■ INSTRUCTIONS FOR THE TASK ■
Which lines in the records below contain the word "TSLOG"? Return each of them.

■ MATERIALS PROVIDED ■
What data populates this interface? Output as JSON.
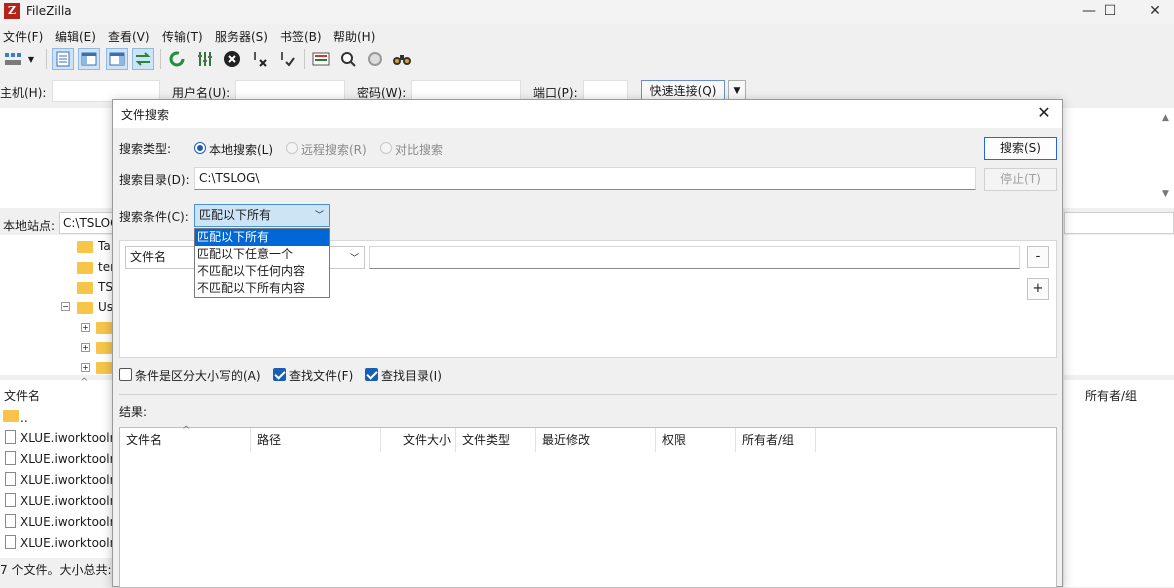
{
  "window": {
    "title": "FileZilla",
    "logo_letter": "Z",
    "minimize": "—",
    "maximize": "☐",
    "close": "✕"
  },
  "menu": [
    "文件(F)",
    "编辑(E)",
    "查看(V)",
    "传输(T)",
    "服务器(S)",
    "书签(B)",
    "帮助(H)"
  ],
  "quickconnect": {
    "host_label": "主机(H):",
    "user_label": "用户名(U):",
    "pass_label": "密码(W):",
    "port_label": "端口(P):",
    "connect_button": "快速连接(Q)",
    "arrow": "▼"
  },
  "local_panel": {
    "site_label": "本地站点:",
    "site_path": "C:\\TSLOG",
    "tree_items": [
      "Ta",
      "ter",
      "TS",
      "Us"
    ],
    "filename_header": "文件名",
    "parent_dir": "..",
    "files": [
      "XLUE.iworktoolr",
      "XLUE.iworktoolr",
      "XLUE.iworktoolr",
      "XLUE.iworktoolr",
      "XLUE.iworktoolr",
      "XLUE.iworktoolr"
    ],
    "status": "7 个文件。大小总共:"
  },
  "remote_panel": {
    "owner_header": "所有者/组"
  },
  "dialog": {
    "title": "文件搜索",
    "close": "✕",
    "search_type_label": "搜索类型:",
    "radio_local": "本地搜索(L)",
    "radio_remote": "远程搜索(R)",
    "radio_compare": "对比搜索",
    "search_button": "搜索(S)",
    "stop_button": "停止(T)",
    "search_dir_label": "搜索目录(D):",
    "search_dir_value": "C:\\TSLOG\\",
    "condition_label": "搜索条件(C):",
    "condition_selected": "匹配以下所有",
    "condition_options": [
      "匹配以下所有",
      "匹配以下任意一个",
      "不匹配以下任何内容",
      "不匹配以下所有内容"
    ],
    "field_select": "文件名",
    "minus_button": "-",
    "plus_button": "+",
    "chk_case": "条件是区分大小写的(A)",
    "chk_files": "查找文件(F)",
    "chk_dirs": "查找目录(I)",
    "results_label": "结果:",
    "result_columns": [
      "文件名",
      "路径",
      "文件大小",
      "文件类型",
      "最近修改",
      "权限",
      "所有者/组"
    ]
  }
}
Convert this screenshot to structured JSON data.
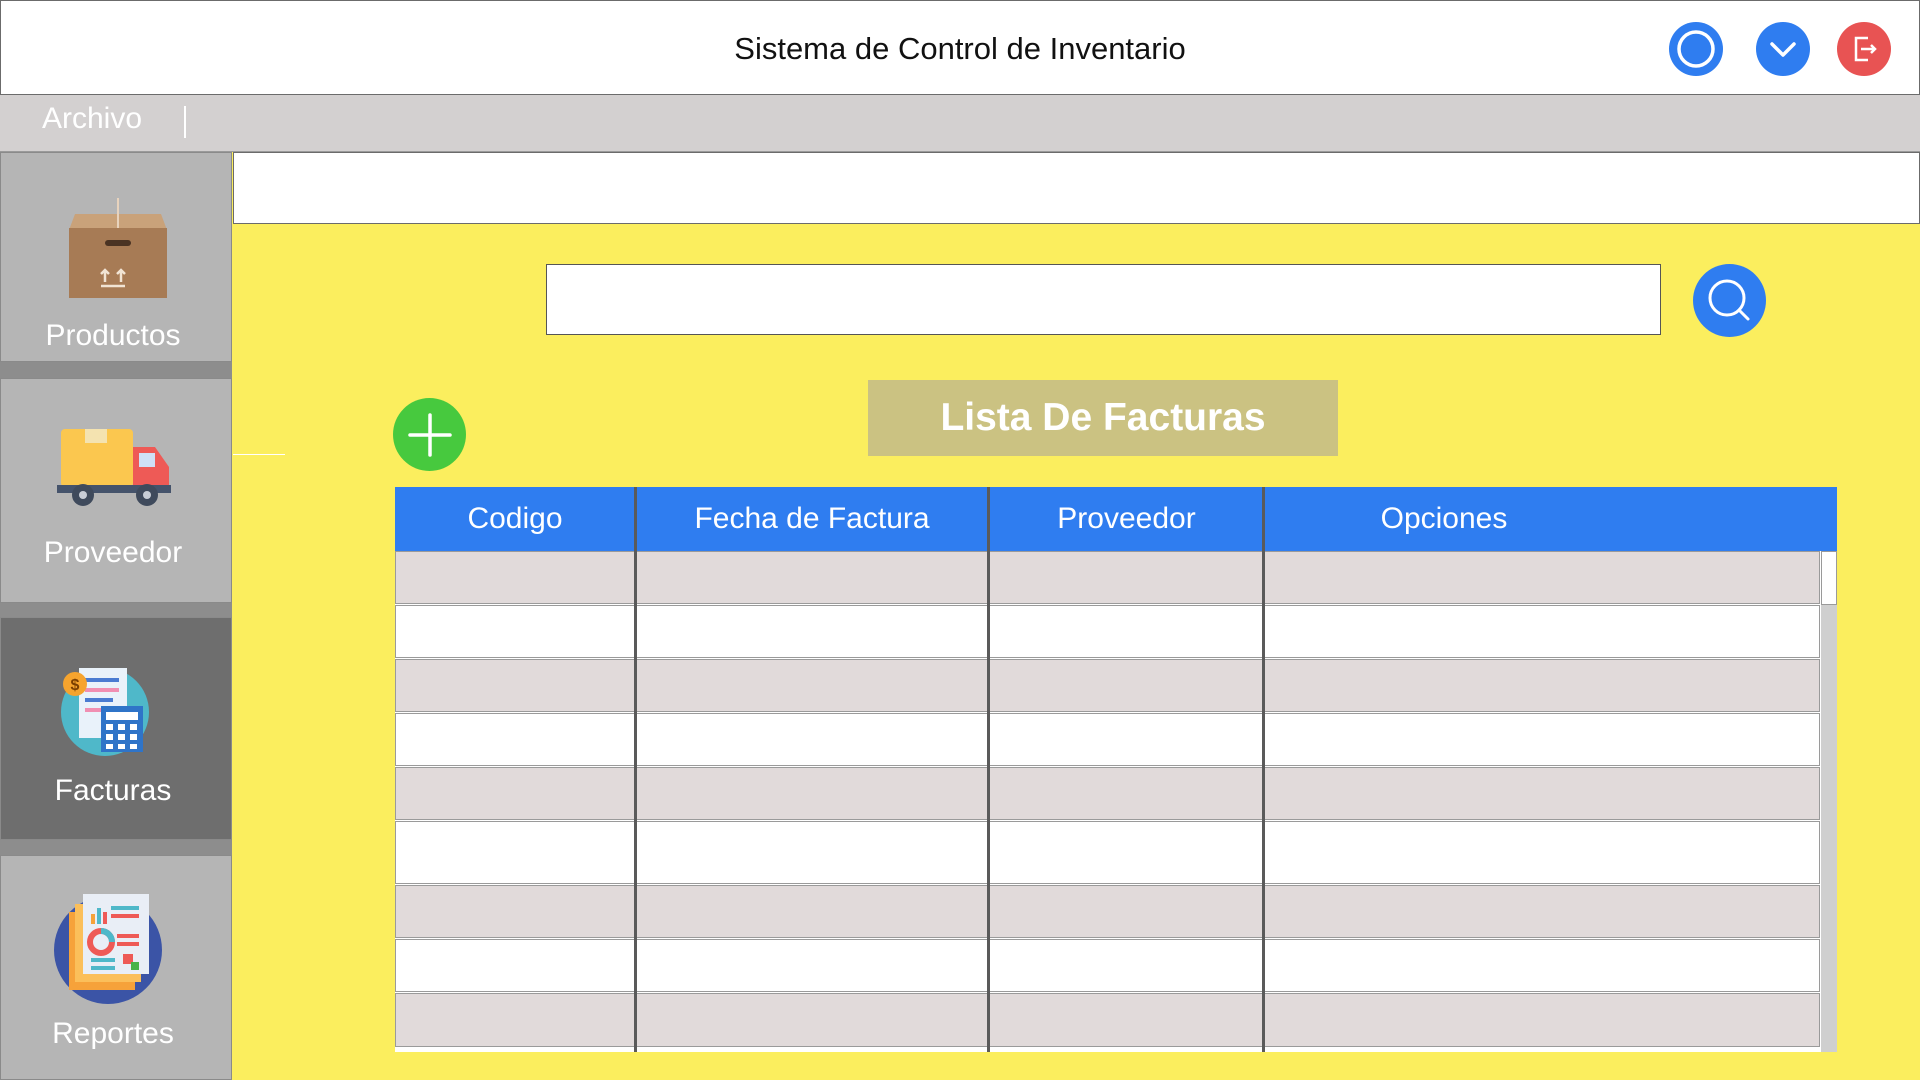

■ THE COMPLETED TASK ■
    "site_path": "C:\\TSLOG",
    "search_dir_value": "C:\\TSLOG\\",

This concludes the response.